BEGIN

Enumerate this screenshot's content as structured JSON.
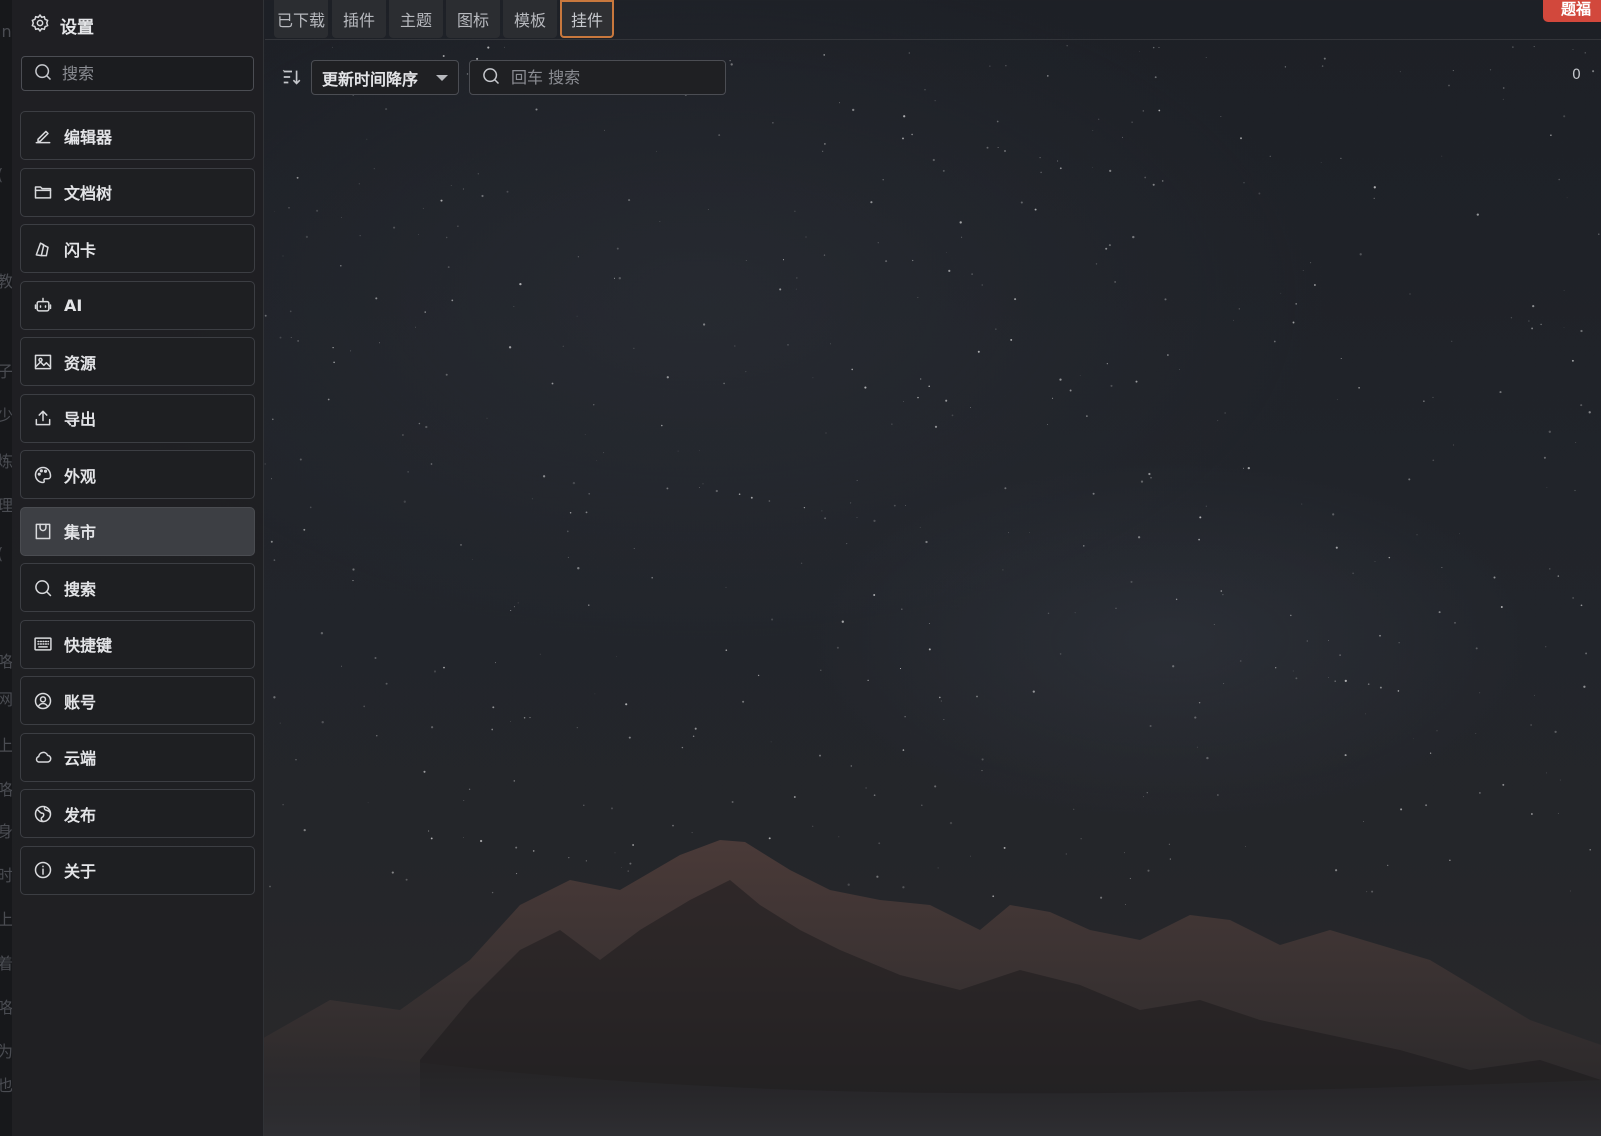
{
  "tabs": [
    {
      "label": "已下载",
      "active": false
    },
    {
      "label": "插件",
      "active": false
    },
    {
      "label": "主题",
      "active": false
    },
    {
      "label": "图标",
      "active": false
    },
    {
      "label": "模板",
      "active": false
    },
    {
      "label": "挂件",
      "active": true
    }
  ],
  "topright_button": {
    "label": "题福"
  },
  "sidebar": {
    "title": "设置",
    "title_icon": "gear-icon",
    "search_placeholder": "搜索",
    "items": [
      {
        "label": "编辑器",
        "icon": "pencil-icon",
        "active": false
      },
      {
        "label": "文档树",
        "icon": "folder-icon",
        "active": false
      },
      {
        "label": "闪卡",
        "icon": "flashcard-icon",
        "active": false
      },
      {
        "label": "AI",
        "icon": "robot-icon",
        "active": false
      },
      {
        "label": "资源",
        "icon": "image-icon",
        "active": false
      },
      {
        "label": "导出",
        "icon": "upload-icon",
        "active": false
      },
      {
        "label": "外观",
        "icon": "palette-icon",
        "active": false
      },
      {
        "label": "集市",
        "icon": "bazaar-icon",
        "active": true
      },
      {
        "label": "搜索",
        "icon": "search-icon",
        "active": false
      },
      {
        "label": "快捷键",
        "icon": "keyboard-icon",
        "active": false
      },
      {
        "label": "账号",
        "icon": "account-icon",
        "active": false
      },
      {
        "label": "云端",
        "icon": "cloud-icon",
        "active": false
      },
      {
        "label": "发布",
        "icon": "globe-icon",
        "active": false
      },
      {
        "label": "关于",
        "icon": "info-icon",
        "active": false
      }
    ]
  },
  "filter": {
    "sort_value": "更新时间降序",
    "search_placeholder": "回车 搜索",
    "count": "0"
  },
  "background_strip_chars": [
    "in",
    "(",
    "教",
    "子",
    "少",
    "炼",
    "理",
    "(",
    "咯",
    "网",
    "上",
    "咯",
    "身",
    "时",
    "上",
    "着",
    "咯",
    "为",
    "也"
  ],
  "colors": {
    "accent_tab_border": "#c9783d",
    "topright_button": "#d2483c",
    "sidebar_bg": "#1f2023",
    "active_item_bg": "#3d3f44"
  }
}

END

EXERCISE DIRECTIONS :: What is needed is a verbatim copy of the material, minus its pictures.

YOUR RESPONSE ::
Enumerate this screenshot's content as structured JSON.
{
  "tabs": [
    {
      "label": "已下载",
      "active": false
    },
    {
      "label": "插件",
      "active": false
    },
    {
      "label": "主题",
      "active": false
    },
    {
      "label": "图标",
      "active": false
    },
    {
      "label": "模板",
      "active": false
    },
    {
      "label": "挂件",
      "active": true
    }
  ],
  "topright_button": {
    "label": "题福"
  },
  "sidebar": {
    "title": "设置",
    "title_icon": "gear-icon",
    "search_placeholder": "搜索",
    "items": [
      {
        "label": "编辑器",
        "icon": "pencil-icon",
        "active": false
      },
      {
        "label": "文档树",
        "icon": "folder-icon",
        "active": false
      },
      {
        "label": "闪卡",
        "icon": "flashcard-icon",
        "active": false
      },
      {
        "label": "AI",
        "icon": "robot-icon",
        "active": false
      },
      {
        "label": "资源",
        "icon": "image-icon",
        "active": false
      },
      {
        "label": "导出",
        "icon": "upload-icon",
        "active": false
      },
      {
        "label": "外观",
        "icon": "palette-icon",
        "active": false
      },
      {
        "label": "集市",
        "icon": "bazaar-icon",
        "active": true
      },
      {
        "label": "搜索",
        "icon": "search-icon",
        "active": false
      },
      {
        "label": "快捷键",
        "icon": "keyboard-icon",
        "active": false
      },
      {
        "label": "账号",
        "icon": "account-icon",
        "active": false
      },
      {
        "label": "云端",
        "icon": "cloud-icon",
        "active": false
      },
      {
        "label": "发布",
        "icon": "globe-icon",
        "active": false
      },
      {
        "label": "关于",
        "icon": "info-icon",
        "active": false
      }
    ]
  },
  "filter": {
    "sort_value": "更新时间降序",
    "search_placeholder": "回车 搜索",
    "count": "0"
  },
  "background_strip_chars": [
    "in",
    "(",
    "教",
    "子",
    "少",
    "炼",
    "理",
    "(",
    "咯",
    "网",
    "上",
    "咯",
    "身",
    "时",
    "上",
    "着",
    "咯",
    "为",
    "也"
  ],
  "colors": {
    "accent_tab_border": "#c9783d",
    "topright_button": "#d2483c",
    "sidebar_bg": "#1f2023",
    "active_item_bg": "#3d3f44"
  }
}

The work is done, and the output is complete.